- Off-Campus Employment (such as Economic Hardship or Special Student Relief): automatic extension for up to 180 days.
- No International Organization Internships, CPT or Pre-Completion OPT can be recommended or approved after the I-20 expiration date until the EOS has first been approved by USCIS
- F-1 students applying for Post-Completion OPT must also submit an EOS request, and cannot begin OPT employment until both the OPT and EOS are approved.
- F-1 students applying for STEM OPT also require an EOS application, but they are able to continue employment for 180 days while both the STEM OPT and EOS are being adjudicated.
- J-1s would be able to continue working incident to their status while the EOS is pending for up to 240 days.
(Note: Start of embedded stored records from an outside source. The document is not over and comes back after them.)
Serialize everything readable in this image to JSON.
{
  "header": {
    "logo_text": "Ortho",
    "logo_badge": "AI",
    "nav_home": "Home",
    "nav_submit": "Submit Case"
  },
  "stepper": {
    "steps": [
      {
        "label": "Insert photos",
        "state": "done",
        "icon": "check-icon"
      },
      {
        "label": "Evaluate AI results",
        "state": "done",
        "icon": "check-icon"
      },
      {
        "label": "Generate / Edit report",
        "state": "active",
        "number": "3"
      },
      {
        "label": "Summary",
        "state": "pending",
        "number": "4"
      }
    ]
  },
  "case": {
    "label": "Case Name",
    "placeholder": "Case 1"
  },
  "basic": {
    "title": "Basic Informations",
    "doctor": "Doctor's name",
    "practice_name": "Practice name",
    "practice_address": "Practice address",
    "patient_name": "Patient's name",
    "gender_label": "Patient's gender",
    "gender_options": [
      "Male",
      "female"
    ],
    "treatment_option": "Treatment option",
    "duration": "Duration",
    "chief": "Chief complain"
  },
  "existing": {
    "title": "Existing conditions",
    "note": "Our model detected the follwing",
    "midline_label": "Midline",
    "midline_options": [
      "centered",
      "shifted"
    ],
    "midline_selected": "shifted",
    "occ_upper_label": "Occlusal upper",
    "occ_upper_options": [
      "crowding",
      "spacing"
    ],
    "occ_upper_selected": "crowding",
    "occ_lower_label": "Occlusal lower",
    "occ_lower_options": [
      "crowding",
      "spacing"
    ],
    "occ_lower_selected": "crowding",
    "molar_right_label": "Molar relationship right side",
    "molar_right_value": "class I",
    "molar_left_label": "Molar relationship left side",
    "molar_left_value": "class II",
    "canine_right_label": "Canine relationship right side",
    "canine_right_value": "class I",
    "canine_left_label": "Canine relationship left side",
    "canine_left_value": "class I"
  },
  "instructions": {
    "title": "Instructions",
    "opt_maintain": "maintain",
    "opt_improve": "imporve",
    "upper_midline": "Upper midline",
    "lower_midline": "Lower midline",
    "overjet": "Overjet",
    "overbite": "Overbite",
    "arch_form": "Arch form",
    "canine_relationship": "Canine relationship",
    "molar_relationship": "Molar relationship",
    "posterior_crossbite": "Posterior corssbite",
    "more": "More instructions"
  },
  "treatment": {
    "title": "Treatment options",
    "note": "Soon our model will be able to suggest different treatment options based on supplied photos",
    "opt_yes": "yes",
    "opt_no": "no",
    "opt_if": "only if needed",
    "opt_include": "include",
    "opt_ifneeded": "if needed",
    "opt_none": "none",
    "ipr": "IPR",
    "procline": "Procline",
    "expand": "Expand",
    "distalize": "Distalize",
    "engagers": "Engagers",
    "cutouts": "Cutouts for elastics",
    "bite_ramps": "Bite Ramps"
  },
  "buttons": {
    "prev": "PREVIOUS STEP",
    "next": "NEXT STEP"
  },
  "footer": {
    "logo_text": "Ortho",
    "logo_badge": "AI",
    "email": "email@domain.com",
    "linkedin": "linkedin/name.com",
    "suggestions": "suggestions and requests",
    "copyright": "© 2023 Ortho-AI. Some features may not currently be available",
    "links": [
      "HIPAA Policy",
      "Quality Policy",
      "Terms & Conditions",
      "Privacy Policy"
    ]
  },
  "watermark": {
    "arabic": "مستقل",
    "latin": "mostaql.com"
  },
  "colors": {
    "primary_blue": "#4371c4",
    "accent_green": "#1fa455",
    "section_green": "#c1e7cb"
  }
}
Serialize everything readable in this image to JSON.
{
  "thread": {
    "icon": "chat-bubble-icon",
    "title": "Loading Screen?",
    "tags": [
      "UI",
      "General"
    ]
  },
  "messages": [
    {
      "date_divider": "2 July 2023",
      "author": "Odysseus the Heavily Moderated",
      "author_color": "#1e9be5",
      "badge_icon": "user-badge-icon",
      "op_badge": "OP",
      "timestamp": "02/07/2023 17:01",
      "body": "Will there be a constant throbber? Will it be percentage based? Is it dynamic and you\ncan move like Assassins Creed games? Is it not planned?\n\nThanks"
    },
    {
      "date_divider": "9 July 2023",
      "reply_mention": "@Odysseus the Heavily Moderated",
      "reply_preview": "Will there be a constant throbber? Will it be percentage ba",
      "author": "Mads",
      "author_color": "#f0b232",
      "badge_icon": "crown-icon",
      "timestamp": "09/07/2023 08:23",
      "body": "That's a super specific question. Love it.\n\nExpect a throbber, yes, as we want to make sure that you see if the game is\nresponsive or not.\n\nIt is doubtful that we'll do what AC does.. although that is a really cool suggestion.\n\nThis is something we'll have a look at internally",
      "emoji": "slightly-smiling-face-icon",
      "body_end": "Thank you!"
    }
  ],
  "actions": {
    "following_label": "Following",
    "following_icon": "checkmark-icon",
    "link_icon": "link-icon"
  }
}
- Extensive set of transition procedures for those currently in the U.S. Those procedures and the timelines associated with them are dependent on the effective date of the proposed rule. We will have more information about the transition period at a later date.
Some positive developments: The proposed regulation does have a few positive developments or improvements.
- I-765 for OPT and STEM OPT can be filed 120 days in advance of the I-20 program end date/expiration of OPT rather than the current 90 days (however note that the change in grace period from 60 to 30 days means that students requested OPT period must begin within 30 days of graduation).
- The proposed rule does away with the requirement to file the I-765 within 30 days of the OIS recommendation (NOTE: Again this is a proposed rule and has not taken effect! Current applicants must still file within 30 days of OIS recommendation!).
- Extends “Cap-Gap” OPT extensions an additional six months to April 1 of the government fiscal year
**The important thing to understand is that this is a proposed rule and does not have immediate effect. This is a “notice and comment” rulemaking, and the government has given 30 days for the public to provide comment. During this time individuals and entities may comment on the impact of the new rule. One does not have to be a U.S. Citizen to submit a comment – international students and scholars are allowed to make their own comments as individuals. Written comments must be submitted on or before October 26, 2020 through the Federal eRulemaking Portal. Multiple organizations are already organizing to submit comments, and you can follow the efforts of NAFSA: Association of International Educators and its advocacy arm Connecting Our World for developments. Furthermore, OIS is leading NC State University in drafting a comment to this proposed rule.
We know that the last few years have seen an unrelenting period of change in our country’s immigration system, and that this is an additional layer of anxiety at an already difficult period where the ongoing impacts of COVID-19 are being felt both here and at home, with its additional uncertainty in the global economy and job market. As always, the staff at OIS and the University community stand in solidarity with our international students and scholars. We will continue to provide updates throughout the comment period and will be closely monitoring the progress of the rule and will keep you informed with new developments.
One Pack, One World.
The OIS Team